What Type of Wood Floor Do You Have?

Some types of wood floors can be refinished while others can’t. Natural hardwood floors in every wood type can generally be sanded and refinished but it can always be helpful to check with a flooring expert.

On the other hand, engineered wood floors may or may not be able to be refinished, depending on the composition of the floors. Engineered wood floors are designed with a layer of hardwood on top of a base of plywood. The thickness of the wood layer will determine whether or not an engineered floor can be refinished. It’s best to consult your engineered flooring manufacturer for advice or ask a flooring expert. You can also get professional floor cleaning for laminate and luxury vinyl tile floors, but these can’t be refinished.

How Damaged or Dirty Are Your Wood Floors?

The level of dirt, damage and wear on your floors will determine the intensity of treatment needed. Heavily scuffed and gouged floors may need a full refinishing service, whereas only lightly marked floors will look good as new after being ‘screened’ and coated with a new finish. For other floors, a thorough professional hardwood floor cleaning may be enough. Talk to your floor cleaning professional for more advice on the treatment needed for your floor.

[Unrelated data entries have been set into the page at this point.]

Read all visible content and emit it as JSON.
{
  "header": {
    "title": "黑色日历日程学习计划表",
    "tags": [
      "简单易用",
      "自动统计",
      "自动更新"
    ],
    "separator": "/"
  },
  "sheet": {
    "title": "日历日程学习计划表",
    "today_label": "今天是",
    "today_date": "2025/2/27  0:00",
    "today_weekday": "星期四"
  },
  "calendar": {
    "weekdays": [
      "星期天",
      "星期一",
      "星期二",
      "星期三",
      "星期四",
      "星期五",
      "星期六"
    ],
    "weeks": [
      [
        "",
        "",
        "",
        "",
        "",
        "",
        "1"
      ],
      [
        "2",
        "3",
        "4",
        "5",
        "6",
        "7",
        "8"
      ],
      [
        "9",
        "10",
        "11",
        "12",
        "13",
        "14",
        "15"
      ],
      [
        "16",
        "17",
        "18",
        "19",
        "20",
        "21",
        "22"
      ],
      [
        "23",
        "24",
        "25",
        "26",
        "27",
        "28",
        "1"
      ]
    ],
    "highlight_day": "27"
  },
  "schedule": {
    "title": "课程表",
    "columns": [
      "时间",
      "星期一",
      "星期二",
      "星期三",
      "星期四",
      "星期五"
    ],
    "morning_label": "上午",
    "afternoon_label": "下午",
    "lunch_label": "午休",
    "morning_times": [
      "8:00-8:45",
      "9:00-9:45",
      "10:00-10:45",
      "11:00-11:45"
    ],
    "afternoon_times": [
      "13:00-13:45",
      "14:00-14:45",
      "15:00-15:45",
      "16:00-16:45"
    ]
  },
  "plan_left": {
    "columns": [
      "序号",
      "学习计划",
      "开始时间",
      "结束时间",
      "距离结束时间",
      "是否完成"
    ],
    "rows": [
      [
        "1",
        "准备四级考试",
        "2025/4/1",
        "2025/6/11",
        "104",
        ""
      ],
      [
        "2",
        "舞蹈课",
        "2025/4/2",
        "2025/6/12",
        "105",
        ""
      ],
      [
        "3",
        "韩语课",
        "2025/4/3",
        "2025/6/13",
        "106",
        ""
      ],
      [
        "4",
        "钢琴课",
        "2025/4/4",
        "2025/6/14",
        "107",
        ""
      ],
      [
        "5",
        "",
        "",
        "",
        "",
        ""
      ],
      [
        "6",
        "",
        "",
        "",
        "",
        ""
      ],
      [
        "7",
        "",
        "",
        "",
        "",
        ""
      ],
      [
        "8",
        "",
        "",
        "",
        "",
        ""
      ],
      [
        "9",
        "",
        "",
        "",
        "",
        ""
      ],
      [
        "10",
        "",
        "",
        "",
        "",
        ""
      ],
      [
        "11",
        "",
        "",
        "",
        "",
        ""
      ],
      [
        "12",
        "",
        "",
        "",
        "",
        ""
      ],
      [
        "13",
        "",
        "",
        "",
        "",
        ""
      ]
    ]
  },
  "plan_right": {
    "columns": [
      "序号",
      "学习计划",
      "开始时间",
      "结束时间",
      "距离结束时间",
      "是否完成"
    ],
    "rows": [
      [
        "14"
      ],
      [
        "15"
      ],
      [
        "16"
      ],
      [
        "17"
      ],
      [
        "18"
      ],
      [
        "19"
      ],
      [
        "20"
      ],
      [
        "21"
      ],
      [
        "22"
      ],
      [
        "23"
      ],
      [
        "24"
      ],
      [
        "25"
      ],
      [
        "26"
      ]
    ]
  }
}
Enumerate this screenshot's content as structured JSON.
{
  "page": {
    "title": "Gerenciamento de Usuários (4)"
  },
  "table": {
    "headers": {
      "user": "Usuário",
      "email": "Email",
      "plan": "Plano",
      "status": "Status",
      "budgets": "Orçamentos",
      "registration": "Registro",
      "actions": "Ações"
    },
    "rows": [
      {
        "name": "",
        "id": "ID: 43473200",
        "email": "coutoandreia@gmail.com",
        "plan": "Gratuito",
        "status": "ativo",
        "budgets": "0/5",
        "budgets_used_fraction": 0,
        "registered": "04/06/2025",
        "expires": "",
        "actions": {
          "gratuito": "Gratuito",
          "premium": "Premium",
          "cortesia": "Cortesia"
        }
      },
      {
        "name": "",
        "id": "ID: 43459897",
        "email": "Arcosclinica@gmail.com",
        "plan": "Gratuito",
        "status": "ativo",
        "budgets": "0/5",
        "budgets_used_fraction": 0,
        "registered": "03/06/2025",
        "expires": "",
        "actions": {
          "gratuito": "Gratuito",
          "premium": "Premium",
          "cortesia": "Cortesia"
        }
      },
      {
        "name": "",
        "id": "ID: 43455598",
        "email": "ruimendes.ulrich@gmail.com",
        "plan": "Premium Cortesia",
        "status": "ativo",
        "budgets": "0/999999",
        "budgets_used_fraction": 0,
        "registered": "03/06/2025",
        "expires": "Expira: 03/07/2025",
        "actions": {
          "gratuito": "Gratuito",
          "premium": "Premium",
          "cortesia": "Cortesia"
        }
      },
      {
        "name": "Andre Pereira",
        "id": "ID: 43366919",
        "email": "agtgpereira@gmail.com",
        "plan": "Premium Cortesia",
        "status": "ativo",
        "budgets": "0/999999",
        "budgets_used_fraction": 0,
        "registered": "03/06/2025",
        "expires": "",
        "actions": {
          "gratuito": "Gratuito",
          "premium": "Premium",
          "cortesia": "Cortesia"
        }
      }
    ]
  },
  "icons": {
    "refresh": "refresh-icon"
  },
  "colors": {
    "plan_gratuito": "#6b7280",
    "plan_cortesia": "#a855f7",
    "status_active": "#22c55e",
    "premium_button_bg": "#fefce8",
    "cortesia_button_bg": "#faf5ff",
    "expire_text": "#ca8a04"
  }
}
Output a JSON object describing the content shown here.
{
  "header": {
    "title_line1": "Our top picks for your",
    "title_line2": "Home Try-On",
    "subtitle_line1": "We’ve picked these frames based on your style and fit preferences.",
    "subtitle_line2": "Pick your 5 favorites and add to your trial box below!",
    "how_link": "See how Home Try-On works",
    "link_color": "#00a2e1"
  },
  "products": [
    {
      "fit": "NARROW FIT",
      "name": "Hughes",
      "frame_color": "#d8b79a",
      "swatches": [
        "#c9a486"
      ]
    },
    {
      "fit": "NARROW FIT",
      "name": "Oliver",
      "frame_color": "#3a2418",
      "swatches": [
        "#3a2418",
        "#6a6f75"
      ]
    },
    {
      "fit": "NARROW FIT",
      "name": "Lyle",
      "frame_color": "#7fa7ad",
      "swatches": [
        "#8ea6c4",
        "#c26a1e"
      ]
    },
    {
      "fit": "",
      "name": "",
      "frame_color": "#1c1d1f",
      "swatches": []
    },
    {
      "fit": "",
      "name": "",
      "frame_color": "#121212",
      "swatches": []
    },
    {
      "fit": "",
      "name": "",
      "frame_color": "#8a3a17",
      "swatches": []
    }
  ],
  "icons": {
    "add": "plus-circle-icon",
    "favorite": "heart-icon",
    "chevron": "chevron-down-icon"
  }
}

Who’s the Right Contractor to Refinish Your Floors?

Once you’ve decided to refinish your floors, finding the right contractor for the job is essential. Industrial floor sanding tools can be very powerful, and improper use can lead to uneven results and an irregular flooring surface. It’s essential to choose an experienced professional to work on your floors and to also check a number of references before hiring.

Can You Move Out During Floor Refinishing?

Floor refinishing can be a loud, dusty and very messy job. The dust released from floor sanding can be bad for you, and living in your home with the noise of the industrial sander can be highly disruptive. While you may be able to stay in your home during some floor refinishing jobs, for more extensive work it will be compulsory to move out at least while the finish dries. Ensure you can take the time to be out of the house during the floor refinishing before you start the job.

Hardwood floor refinishing can completely refresh and rejuvenate your home. Talk to your local floor professional about what kind of floor refinishing or hardwood floor cleaning is right for your floors.